--- What you should do ---
Exactly the lines below, starting with the one containing "Serialize everything readable" and going on through the one containing "Convert this screenshot", must be reproduced, both ends included, and no pictures with them.

--- Data extracts ---
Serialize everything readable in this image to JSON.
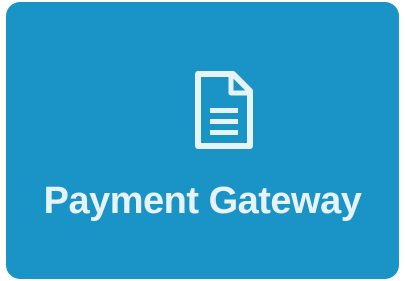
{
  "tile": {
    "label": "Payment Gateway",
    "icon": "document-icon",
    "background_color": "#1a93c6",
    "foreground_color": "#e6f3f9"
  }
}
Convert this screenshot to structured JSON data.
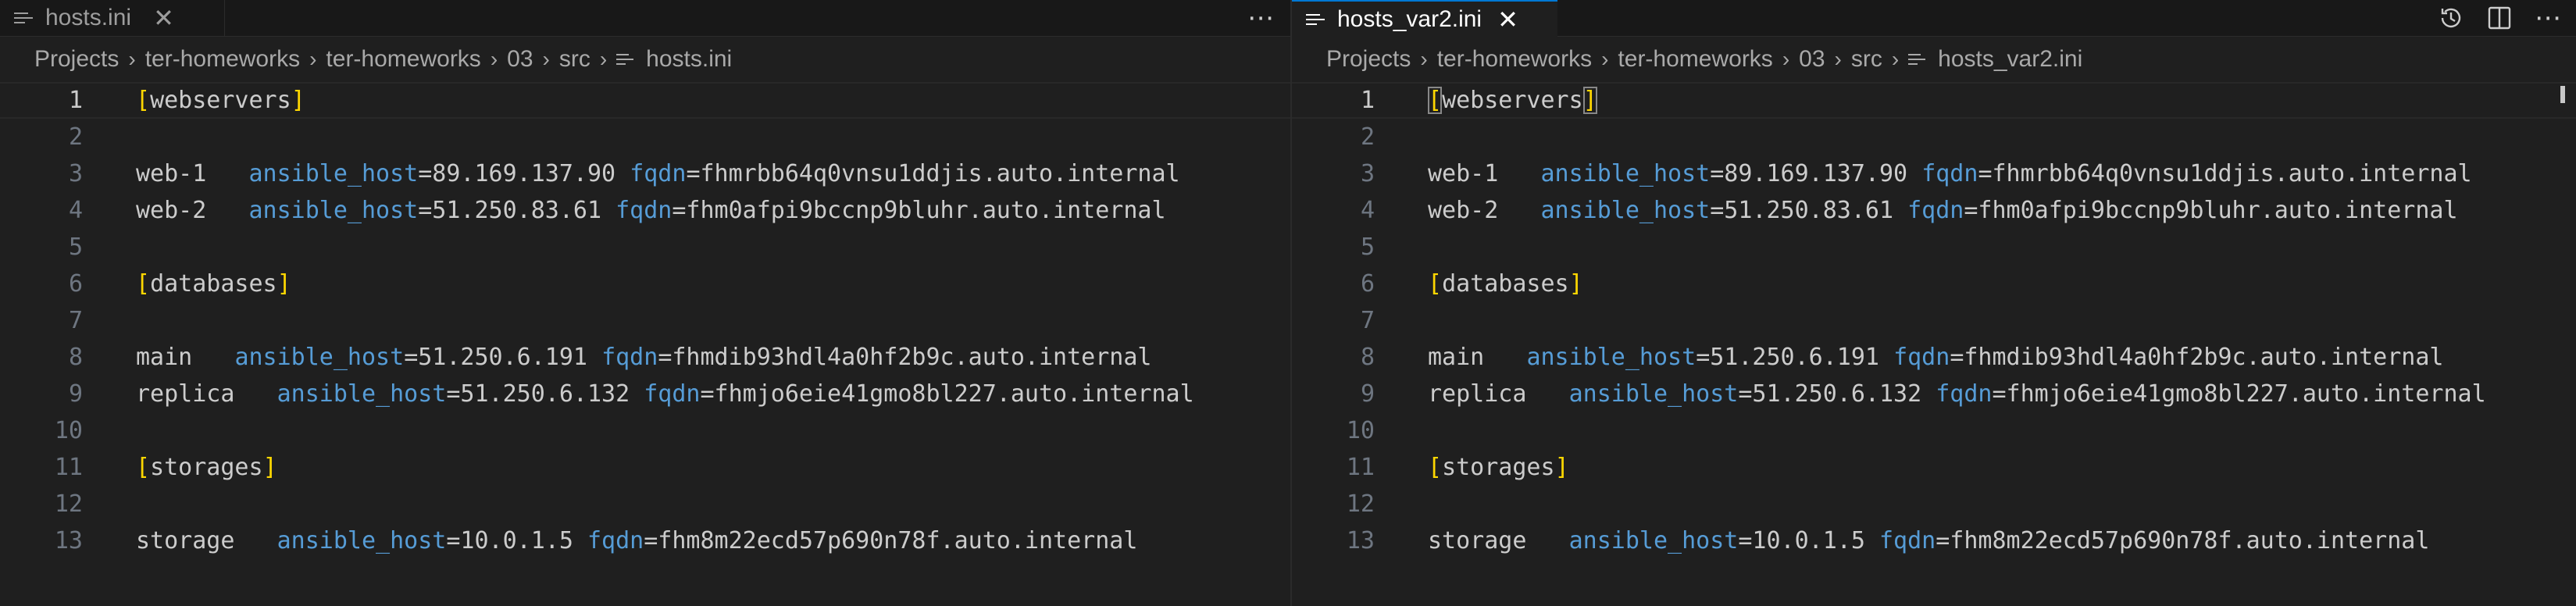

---

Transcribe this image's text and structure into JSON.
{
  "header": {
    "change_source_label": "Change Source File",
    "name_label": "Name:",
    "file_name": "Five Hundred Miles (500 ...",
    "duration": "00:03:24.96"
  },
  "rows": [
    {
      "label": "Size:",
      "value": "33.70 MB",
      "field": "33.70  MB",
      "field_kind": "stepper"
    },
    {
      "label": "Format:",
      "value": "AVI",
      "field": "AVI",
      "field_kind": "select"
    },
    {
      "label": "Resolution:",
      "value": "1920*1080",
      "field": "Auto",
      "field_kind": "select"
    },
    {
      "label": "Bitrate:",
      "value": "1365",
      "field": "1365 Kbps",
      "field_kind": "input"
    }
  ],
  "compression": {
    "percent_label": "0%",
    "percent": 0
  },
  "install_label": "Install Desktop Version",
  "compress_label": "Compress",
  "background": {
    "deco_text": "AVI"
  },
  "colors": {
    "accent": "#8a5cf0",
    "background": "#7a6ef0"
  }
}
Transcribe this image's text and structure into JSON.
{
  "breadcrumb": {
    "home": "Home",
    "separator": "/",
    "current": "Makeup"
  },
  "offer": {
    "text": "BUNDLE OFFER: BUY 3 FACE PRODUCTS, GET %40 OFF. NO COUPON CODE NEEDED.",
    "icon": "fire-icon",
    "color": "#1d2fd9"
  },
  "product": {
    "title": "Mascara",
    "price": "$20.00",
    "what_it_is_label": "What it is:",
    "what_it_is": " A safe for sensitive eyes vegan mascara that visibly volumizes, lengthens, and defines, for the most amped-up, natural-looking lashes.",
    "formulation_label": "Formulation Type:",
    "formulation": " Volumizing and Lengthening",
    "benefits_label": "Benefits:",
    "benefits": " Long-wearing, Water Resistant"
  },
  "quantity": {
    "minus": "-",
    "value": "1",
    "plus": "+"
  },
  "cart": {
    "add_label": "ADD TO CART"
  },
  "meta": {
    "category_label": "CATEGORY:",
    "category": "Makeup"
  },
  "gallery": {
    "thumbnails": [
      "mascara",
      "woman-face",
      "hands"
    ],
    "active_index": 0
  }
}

--- Task answer ---
Serialize everything readable in this image to JSON.
{
  "tile": {
    "label": "Payment Gateway",
    "icon": "document-icon",
    "background_color": "#1a93c6",
    "foreground_color": "#e6f3f9"
  }
}
Convert this screenshot to structured JSON data.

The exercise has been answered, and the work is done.